Ms. Bolden is an unlikely champion — he ranks last on his team, and could be replaced as schools around the nation hold spelling competitions and vie for spots in the national championship, which attracts teams of eighth graders from 34 cities, 510 kids in all. , according to Cleveland.com.

The four teams in the finals were from Cleveland, Erie, New Orleans, and Pittsburgh. The New Orleans team, after finding out Ms. Bolden participates, threatening to withdraw from the competition.

Warren Hicks, event organizer and assistant superintendent of Cleveland schools, thinks that Ms. Bolden deserves to compete. “This historic event was planned to encourage better teaching of spelling in schools, but the result was more than that,” he said later. “It shows again that in our school every boy and girl has a fair and equal opportunity.”

To compete, students first take a written spelling test of 100 words. They then spelled 400 words out loud on the stage of the Cleveland Hippodrome Theatre, a lavish playhouse that had opened the previous year.

Among the words that Ms. Bolden is rightfully prejudiced, defensive, misspelled, and shaming. He got a perfect score.

But his victory caused resentment among politicians and educators, some of whom refused to accept the results.

However, on the day of Ms. Bolden, the convention was “filled with a standing ovation”, according to an article published in Oskaloosa Herald, in Iowa. Booker T. Washington, who was born into slavery and later became an educator and political adviser, was in the audience.

According to Babbel, Dr. Washington stepped onto the stage after the event and noted: “You will admit we spelled from the same spell book that you did.
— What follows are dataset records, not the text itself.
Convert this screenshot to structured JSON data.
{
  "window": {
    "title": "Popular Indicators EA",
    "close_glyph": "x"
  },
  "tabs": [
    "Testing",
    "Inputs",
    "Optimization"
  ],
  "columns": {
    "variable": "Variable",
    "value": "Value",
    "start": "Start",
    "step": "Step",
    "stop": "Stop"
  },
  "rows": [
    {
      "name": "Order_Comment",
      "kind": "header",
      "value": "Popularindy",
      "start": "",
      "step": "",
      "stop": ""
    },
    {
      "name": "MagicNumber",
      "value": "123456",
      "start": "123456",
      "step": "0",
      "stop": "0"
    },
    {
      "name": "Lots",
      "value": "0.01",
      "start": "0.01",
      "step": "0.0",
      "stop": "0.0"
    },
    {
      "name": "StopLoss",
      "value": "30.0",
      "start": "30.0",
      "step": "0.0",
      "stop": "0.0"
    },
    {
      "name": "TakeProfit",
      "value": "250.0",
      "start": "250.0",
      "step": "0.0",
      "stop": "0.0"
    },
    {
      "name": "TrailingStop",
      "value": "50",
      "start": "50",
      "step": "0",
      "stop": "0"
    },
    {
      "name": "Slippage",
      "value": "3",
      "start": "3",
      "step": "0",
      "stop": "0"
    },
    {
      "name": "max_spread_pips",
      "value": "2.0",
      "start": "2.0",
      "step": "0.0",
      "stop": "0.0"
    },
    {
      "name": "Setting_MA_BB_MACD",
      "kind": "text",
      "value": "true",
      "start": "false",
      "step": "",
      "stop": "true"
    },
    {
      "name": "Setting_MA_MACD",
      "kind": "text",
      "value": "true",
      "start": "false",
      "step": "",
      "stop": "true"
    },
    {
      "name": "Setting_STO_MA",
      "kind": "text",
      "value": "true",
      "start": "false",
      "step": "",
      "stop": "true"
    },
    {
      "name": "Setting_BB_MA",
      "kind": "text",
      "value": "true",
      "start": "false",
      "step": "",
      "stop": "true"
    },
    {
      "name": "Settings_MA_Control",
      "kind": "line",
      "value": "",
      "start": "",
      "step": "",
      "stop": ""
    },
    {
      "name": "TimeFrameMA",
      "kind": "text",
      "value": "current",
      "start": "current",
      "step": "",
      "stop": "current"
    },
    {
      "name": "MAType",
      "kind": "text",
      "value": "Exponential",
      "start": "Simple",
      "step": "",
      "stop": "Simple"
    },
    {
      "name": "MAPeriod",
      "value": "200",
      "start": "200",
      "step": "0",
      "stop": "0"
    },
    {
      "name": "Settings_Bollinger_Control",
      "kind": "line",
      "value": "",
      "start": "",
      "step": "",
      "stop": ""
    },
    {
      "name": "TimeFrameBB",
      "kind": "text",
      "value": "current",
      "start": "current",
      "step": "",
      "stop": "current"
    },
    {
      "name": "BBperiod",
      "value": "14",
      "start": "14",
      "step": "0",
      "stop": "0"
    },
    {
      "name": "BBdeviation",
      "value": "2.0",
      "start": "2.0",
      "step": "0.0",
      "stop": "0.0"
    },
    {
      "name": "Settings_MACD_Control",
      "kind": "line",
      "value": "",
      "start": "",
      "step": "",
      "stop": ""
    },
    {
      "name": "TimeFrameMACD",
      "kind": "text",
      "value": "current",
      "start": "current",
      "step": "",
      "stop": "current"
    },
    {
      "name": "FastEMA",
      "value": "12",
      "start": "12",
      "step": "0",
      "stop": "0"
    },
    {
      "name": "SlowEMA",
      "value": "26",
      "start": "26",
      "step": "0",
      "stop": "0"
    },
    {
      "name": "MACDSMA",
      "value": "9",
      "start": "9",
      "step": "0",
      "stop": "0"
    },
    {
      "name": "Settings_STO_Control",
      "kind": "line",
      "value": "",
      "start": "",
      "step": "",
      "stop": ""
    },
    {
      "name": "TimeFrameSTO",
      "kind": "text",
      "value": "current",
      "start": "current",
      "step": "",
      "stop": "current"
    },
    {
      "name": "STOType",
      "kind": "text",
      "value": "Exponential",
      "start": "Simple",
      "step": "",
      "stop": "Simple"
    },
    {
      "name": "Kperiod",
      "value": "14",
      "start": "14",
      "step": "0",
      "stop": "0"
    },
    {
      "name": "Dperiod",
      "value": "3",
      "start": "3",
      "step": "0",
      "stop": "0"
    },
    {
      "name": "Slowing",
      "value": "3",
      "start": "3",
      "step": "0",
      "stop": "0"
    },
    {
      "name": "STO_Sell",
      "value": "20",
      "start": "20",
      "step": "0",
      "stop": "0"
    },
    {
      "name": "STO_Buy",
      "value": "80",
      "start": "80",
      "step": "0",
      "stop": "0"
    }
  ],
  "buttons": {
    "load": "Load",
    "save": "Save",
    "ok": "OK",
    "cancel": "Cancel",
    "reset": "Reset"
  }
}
And I think you'll also admit that we spell a little bit better.

Derrick Bryson Taylor reporting contribution.